(Excerpts from an interface dataset)

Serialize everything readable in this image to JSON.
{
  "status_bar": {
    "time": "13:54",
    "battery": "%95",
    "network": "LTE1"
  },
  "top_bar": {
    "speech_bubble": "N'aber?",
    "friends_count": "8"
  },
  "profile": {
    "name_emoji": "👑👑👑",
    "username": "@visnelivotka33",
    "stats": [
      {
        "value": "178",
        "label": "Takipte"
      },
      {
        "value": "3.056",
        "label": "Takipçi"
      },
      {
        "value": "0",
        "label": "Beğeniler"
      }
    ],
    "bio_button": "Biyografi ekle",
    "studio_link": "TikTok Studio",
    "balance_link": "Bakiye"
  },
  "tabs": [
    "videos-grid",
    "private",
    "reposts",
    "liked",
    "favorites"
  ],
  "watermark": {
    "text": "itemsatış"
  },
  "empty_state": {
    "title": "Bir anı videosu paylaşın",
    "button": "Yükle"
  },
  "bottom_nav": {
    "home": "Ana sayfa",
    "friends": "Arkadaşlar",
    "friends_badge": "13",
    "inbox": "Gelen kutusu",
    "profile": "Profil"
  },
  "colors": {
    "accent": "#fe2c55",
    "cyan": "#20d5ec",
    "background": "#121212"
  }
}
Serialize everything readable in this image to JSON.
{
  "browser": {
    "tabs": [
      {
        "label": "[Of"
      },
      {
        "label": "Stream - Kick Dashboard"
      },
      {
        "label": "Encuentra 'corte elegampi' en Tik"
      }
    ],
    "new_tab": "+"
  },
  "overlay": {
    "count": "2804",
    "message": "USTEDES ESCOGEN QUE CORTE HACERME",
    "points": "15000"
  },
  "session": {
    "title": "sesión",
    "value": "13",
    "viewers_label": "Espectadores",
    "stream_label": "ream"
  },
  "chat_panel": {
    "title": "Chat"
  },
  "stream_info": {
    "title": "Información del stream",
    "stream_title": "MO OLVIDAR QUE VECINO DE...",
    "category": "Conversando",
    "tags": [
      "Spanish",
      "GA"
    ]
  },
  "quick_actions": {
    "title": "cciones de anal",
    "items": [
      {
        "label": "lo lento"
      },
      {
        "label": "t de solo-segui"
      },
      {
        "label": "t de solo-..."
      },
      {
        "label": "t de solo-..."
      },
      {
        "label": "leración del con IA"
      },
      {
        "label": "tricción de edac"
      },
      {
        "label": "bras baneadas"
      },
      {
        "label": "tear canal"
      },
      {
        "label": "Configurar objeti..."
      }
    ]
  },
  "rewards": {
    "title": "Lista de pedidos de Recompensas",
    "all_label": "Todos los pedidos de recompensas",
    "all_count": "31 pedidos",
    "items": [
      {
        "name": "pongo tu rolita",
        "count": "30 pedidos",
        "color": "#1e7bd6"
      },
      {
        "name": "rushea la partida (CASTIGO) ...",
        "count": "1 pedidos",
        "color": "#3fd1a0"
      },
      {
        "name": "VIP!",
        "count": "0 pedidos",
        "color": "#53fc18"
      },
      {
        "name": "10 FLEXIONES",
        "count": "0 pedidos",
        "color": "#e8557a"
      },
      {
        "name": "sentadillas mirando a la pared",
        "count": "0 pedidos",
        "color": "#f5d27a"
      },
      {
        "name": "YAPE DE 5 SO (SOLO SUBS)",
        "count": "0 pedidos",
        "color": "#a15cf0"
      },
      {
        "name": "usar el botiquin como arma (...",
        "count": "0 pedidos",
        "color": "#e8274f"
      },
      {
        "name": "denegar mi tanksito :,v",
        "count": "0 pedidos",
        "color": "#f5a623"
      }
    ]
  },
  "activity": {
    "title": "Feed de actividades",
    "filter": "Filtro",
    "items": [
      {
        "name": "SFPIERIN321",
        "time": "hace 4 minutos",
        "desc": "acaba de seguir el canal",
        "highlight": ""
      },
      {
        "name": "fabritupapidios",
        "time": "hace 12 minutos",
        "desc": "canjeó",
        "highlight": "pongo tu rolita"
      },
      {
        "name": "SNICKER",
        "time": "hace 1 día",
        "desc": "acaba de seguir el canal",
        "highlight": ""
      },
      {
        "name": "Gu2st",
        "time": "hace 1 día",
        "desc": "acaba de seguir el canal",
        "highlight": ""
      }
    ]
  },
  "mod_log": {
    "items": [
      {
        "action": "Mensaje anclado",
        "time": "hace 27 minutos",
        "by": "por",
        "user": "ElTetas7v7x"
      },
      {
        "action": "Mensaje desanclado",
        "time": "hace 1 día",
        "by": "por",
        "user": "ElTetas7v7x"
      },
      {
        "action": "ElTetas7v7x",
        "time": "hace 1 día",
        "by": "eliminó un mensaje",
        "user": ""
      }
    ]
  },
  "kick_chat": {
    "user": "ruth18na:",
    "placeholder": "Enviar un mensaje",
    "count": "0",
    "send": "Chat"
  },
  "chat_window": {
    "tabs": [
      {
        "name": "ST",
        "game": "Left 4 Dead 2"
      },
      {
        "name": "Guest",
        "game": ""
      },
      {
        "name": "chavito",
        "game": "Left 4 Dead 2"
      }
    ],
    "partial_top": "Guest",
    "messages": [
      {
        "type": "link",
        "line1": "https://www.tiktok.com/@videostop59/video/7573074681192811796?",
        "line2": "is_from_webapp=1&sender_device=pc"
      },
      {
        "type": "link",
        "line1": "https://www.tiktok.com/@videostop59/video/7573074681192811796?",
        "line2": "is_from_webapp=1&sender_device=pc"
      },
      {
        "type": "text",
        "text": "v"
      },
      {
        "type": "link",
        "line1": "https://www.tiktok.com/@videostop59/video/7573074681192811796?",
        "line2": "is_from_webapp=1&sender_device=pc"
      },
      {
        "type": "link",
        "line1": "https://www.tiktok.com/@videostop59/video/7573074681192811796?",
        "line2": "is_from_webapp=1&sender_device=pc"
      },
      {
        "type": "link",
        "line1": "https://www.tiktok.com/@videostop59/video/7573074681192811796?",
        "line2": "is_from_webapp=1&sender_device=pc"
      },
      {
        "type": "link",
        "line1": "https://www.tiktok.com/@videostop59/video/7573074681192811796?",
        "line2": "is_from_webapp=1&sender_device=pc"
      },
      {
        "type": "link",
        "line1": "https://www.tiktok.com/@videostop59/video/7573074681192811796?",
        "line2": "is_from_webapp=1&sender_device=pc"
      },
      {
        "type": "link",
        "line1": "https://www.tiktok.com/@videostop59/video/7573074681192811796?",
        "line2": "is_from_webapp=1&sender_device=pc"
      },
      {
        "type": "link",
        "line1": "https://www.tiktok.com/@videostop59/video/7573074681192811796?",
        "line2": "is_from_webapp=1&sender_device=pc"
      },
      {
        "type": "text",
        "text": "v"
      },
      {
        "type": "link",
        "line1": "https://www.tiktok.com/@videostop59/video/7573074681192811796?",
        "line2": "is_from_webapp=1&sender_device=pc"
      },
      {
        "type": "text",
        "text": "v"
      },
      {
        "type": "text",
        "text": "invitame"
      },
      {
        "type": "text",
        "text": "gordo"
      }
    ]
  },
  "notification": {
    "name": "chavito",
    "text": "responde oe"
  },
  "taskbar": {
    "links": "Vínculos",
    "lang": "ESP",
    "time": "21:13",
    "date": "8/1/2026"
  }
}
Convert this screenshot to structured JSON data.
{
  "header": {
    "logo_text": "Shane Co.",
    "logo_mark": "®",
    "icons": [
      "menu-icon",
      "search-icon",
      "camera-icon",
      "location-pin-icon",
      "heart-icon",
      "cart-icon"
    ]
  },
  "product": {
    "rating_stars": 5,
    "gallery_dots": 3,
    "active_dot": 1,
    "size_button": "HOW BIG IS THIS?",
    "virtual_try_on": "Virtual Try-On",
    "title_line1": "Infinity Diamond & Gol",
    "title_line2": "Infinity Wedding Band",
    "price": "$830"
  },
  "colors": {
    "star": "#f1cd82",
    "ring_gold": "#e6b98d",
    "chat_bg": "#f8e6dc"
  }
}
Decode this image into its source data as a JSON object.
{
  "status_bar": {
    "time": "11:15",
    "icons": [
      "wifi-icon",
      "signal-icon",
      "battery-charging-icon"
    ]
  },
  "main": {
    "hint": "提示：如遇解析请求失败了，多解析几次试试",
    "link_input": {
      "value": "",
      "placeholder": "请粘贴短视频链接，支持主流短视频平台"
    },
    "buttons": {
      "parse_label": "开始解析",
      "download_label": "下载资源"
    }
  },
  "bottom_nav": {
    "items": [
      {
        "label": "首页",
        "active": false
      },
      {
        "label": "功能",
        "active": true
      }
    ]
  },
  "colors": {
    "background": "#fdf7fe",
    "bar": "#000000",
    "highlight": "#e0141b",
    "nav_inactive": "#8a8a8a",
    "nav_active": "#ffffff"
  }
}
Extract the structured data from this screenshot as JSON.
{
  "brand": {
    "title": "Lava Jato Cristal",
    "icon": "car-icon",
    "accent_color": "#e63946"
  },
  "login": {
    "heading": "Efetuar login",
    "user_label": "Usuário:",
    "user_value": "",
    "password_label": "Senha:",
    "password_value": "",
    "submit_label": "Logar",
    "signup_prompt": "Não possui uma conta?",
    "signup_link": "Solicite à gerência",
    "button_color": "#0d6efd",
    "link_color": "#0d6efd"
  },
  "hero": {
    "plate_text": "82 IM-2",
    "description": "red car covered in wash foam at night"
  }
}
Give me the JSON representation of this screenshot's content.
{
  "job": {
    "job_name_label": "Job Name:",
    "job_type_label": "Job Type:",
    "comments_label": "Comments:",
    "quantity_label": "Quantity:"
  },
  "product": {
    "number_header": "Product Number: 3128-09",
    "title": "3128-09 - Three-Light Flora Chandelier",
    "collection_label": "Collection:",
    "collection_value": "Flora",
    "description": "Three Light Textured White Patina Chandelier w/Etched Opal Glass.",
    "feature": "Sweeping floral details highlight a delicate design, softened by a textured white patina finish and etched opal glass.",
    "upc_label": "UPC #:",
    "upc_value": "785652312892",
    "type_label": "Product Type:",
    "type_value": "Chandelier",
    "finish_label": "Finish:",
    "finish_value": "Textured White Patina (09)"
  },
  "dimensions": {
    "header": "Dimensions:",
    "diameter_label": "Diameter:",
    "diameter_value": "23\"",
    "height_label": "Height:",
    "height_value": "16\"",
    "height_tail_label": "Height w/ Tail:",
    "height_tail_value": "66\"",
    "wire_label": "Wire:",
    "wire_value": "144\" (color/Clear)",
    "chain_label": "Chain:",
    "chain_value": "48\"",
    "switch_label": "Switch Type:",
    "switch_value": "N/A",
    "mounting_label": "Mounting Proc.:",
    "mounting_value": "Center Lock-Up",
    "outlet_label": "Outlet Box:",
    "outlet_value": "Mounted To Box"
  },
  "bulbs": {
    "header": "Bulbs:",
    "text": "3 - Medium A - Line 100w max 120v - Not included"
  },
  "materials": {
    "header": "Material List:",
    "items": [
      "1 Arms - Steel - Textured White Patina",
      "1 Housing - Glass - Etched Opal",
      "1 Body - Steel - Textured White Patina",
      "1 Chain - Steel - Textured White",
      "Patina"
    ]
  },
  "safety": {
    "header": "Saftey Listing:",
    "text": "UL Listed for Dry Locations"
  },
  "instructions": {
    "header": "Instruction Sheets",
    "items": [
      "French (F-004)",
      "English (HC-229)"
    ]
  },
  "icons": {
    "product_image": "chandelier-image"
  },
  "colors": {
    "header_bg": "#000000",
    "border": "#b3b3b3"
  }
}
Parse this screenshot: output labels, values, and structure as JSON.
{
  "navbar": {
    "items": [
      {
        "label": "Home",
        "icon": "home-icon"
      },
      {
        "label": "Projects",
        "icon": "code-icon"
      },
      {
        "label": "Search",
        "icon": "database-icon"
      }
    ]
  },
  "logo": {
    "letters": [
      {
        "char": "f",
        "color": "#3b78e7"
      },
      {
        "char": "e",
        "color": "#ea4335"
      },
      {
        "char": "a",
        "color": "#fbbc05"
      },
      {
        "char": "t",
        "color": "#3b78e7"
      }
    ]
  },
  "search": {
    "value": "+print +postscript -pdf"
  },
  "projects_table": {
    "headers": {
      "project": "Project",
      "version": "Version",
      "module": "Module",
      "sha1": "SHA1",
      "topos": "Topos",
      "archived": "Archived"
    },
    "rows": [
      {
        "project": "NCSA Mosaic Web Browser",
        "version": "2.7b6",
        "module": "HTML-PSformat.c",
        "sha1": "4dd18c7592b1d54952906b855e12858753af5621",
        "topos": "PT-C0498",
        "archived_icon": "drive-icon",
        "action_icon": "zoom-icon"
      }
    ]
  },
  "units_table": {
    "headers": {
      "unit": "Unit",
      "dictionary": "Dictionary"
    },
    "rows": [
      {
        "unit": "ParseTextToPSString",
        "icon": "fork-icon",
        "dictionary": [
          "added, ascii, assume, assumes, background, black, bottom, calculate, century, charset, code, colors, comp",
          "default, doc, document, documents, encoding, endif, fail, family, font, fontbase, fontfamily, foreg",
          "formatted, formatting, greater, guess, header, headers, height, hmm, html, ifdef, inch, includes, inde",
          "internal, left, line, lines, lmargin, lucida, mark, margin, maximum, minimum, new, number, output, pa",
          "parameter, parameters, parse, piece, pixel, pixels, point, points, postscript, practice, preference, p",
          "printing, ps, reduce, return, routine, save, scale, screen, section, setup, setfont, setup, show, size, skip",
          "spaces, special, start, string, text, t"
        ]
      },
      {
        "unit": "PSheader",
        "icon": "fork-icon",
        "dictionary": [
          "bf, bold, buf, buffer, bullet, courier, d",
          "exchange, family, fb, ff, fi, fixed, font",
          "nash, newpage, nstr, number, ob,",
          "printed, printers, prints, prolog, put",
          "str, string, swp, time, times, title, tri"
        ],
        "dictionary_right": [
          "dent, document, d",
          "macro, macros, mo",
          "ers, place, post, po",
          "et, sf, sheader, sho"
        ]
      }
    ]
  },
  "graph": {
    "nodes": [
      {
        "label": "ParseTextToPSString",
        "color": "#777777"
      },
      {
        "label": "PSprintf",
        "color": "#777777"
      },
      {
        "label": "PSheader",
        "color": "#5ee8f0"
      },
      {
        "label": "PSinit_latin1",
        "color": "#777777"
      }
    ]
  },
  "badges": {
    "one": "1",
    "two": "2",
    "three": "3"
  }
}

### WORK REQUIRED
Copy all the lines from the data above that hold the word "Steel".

### SOLUTION
      "1 Arms - Steel - Textured White Patina",
      "1 Body - Steel - Textured White Patina",
      "1 Chain - Steel - Textured White",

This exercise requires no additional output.